Obama Meets U.S. Jewish Leaders
Leaders of the Conference of Presidents and its member organizations met on Tuesday at the White House with U.S. President Barack Obama. The purpose of the meeting was to discuss the relations between the U.S. and Israel, ongoing changes in the Middle East as well as other issues.
The meeting lasted almost one hour, and President Obama addressed issues including the recent U.S. veto of the Palestinian Authority's anti-Israel resolution at the United Nations Security Council, the ongoing changes taking place in the Middle East and prospects of peace between Israel and its neighbors. He then fielded questions from the leaders.
“We appreciate the extraordinary session we had with President Obama today during which we were able to engage in an open dialogue relating to issues of concern to the Jewish community,” said Conference of Presidents Chairman Alan Solow and Executive Vice Chairman Malcolm Hoenlein following the meeting.
“The President reaffirmed his deep commitment to Israel's security and set out his view as to how the United States can promote the values it shares with Israel as the region undergoes change,” they added. “The open lines of communication with President Obama and his Administration are highly valued and provide us with the opportunity to articulate the views of American Jewry on issues that face our country.”
The 50-member delegation also met other American leaders including David S. Cohen, the Department of Treasury’s Acting Under Secretary for Terrorism and Financial Intelligence regarding sanctions against Iran; Dennis Ross, Special Assistant to the President and Senior Director for the Central Region; and Daniel B. Shapiro, Senior Director for the Middle East and North Africa at the National Security Council. They also met with Republican and Democratic congressional leaders including House Speaker John Boehner, House Majority Leader Eric Cantor, House Majority Whip Kevin McCarthy and House Minority Whip Steny Hoyer.

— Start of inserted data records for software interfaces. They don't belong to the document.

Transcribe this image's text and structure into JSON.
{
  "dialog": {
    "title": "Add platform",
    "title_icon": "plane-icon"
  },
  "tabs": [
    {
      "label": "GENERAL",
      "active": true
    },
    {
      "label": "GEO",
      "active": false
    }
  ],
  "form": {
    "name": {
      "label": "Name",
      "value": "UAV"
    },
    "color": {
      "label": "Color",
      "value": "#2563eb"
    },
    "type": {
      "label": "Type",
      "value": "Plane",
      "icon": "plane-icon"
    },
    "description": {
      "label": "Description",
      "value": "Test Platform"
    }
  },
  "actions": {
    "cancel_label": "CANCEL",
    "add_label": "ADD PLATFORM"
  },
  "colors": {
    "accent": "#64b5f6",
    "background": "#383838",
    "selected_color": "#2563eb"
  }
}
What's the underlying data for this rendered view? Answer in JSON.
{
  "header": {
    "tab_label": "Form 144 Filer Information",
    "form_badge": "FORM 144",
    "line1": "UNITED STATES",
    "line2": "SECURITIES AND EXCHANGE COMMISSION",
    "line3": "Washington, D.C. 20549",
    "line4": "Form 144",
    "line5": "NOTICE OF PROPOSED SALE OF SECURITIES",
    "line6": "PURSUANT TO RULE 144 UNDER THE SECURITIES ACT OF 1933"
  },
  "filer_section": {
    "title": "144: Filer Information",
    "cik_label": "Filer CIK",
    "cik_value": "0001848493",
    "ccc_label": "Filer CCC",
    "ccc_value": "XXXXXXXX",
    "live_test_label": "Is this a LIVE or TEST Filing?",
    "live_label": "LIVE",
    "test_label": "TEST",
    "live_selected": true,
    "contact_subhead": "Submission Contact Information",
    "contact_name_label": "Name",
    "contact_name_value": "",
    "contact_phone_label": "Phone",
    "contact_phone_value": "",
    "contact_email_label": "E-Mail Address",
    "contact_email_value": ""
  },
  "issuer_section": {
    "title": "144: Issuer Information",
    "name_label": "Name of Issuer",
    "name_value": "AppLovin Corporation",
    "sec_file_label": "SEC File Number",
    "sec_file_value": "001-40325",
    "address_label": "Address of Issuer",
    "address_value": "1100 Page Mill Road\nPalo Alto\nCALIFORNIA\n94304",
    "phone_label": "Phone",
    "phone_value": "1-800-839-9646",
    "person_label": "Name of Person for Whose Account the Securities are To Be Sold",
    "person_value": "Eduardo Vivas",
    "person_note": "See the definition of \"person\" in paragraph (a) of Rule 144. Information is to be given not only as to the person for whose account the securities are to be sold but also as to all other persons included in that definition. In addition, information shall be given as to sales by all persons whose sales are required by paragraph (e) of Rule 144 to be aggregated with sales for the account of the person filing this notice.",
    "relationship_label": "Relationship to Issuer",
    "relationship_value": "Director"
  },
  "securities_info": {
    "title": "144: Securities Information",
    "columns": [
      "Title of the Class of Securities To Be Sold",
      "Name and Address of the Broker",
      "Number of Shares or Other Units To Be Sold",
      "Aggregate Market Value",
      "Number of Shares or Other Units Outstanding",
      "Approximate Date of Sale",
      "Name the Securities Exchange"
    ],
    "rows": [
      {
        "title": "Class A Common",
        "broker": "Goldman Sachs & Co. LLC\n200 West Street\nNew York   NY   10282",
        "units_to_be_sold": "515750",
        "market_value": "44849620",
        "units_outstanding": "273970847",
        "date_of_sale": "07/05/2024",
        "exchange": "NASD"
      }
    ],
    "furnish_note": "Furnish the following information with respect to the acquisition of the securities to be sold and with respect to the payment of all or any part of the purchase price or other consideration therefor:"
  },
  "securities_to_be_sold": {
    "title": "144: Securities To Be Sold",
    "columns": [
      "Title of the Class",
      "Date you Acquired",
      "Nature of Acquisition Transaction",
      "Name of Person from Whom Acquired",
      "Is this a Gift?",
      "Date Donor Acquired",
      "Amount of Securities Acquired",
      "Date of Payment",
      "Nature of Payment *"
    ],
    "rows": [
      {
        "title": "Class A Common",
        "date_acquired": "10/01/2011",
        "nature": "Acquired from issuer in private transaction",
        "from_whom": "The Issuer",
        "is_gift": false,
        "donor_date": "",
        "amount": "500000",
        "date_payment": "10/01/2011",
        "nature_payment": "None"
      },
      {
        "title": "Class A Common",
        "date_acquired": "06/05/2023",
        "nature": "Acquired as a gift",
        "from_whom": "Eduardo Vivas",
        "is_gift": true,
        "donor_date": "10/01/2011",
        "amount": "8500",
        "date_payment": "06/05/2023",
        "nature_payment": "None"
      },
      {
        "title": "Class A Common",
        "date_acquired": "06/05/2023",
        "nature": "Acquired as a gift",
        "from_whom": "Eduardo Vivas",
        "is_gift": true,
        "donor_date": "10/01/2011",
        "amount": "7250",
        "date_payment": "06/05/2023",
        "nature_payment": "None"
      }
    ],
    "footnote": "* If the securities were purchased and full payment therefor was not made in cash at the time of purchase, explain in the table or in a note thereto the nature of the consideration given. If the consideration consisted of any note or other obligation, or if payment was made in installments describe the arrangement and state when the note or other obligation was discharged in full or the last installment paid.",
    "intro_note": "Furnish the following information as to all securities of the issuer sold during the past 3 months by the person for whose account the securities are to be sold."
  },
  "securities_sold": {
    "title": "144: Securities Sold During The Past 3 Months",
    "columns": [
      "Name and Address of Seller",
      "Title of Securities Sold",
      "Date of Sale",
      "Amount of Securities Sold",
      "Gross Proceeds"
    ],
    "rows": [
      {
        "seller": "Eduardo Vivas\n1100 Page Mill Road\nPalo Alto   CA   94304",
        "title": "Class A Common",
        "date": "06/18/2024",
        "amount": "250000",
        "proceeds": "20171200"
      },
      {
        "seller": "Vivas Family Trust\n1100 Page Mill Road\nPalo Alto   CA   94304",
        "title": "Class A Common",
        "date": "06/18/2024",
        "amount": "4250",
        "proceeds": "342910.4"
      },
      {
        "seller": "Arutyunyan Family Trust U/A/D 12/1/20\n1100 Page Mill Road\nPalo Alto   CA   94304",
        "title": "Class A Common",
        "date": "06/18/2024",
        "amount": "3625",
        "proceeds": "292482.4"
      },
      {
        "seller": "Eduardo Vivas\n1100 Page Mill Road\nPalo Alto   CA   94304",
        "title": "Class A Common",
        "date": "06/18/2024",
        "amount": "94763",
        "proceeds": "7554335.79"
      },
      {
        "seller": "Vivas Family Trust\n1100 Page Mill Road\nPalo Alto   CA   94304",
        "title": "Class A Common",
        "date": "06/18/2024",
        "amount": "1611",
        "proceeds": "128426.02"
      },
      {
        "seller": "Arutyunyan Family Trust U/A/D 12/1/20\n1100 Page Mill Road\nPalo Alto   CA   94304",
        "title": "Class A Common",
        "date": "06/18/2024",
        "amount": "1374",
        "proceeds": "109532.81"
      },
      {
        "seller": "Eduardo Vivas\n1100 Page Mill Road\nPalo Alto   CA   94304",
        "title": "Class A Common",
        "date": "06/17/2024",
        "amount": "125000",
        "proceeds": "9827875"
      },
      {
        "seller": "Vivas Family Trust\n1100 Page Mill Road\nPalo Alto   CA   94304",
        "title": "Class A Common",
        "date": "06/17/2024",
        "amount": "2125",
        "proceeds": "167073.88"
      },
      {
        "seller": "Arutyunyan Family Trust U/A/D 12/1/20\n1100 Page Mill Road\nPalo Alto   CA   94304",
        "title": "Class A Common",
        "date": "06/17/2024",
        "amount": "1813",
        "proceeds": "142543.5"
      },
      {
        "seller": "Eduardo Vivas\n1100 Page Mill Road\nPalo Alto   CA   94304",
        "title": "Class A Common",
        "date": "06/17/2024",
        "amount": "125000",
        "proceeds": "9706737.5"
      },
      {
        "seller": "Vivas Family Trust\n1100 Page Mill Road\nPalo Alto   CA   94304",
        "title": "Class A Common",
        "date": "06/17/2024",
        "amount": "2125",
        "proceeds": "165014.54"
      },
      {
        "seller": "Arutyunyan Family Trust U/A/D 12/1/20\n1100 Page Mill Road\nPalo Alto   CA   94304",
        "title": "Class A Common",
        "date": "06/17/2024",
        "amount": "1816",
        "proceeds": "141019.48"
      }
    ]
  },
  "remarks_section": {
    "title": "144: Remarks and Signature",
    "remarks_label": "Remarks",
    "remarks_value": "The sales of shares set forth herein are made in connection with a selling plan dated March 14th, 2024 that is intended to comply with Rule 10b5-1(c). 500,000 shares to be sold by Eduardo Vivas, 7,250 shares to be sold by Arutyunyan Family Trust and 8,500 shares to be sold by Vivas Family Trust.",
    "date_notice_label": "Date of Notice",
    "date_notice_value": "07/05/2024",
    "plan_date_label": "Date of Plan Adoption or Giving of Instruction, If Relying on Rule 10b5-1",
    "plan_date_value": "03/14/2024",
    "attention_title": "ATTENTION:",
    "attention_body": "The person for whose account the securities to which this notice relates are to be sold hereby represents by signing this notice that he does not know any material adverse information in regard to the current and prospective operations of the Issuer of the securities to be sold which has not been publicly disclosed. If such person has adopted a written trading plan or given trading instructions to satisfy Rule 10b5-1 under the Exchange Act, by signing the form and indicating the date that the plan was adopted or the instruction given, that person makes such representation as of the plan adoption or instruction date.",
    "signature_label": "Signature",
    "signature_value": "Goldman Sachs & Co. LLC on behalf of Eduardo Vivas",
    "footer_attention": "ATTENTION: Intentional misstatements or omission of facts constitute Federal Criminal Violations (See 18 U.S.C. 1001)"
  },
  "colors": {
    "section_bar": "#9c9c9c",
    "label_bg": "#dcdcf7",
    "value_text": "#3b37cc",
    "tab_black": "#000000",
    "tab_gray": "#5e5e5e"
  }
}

“The strong bipartisan support for strengthening the U.S.-Israel relationship in all its aspects was evident from the meetings with the congressional leaders,” said Solow and Hoenlein. “They also spoke of concerns regarding the U.N. continuing to single out Israel in one-sided resolutions, the status of foreign aid to Israel and other countries, and other issues on the congressional agenda. We believe that the discussions are of great importance to inform the leadership of our member organizations, and have the leaders of our country hear their perspectives and concerns.”
Hoenlein recently visited Israel and said that he believes that the relations between the United States and Israel are very strong.
“I think the day-to-day relationships between the United States and Israel are very strong,” he said. “You saw the visit of Admiral Mike Mullen, you heard the words he used, that the relationship between the militaries is probably the best it’s been. There are tensions. There are differences and that’s natural in every relationship, but our hope is that the overriding interests and the commonality of values and goals will overcome any differences that arise.”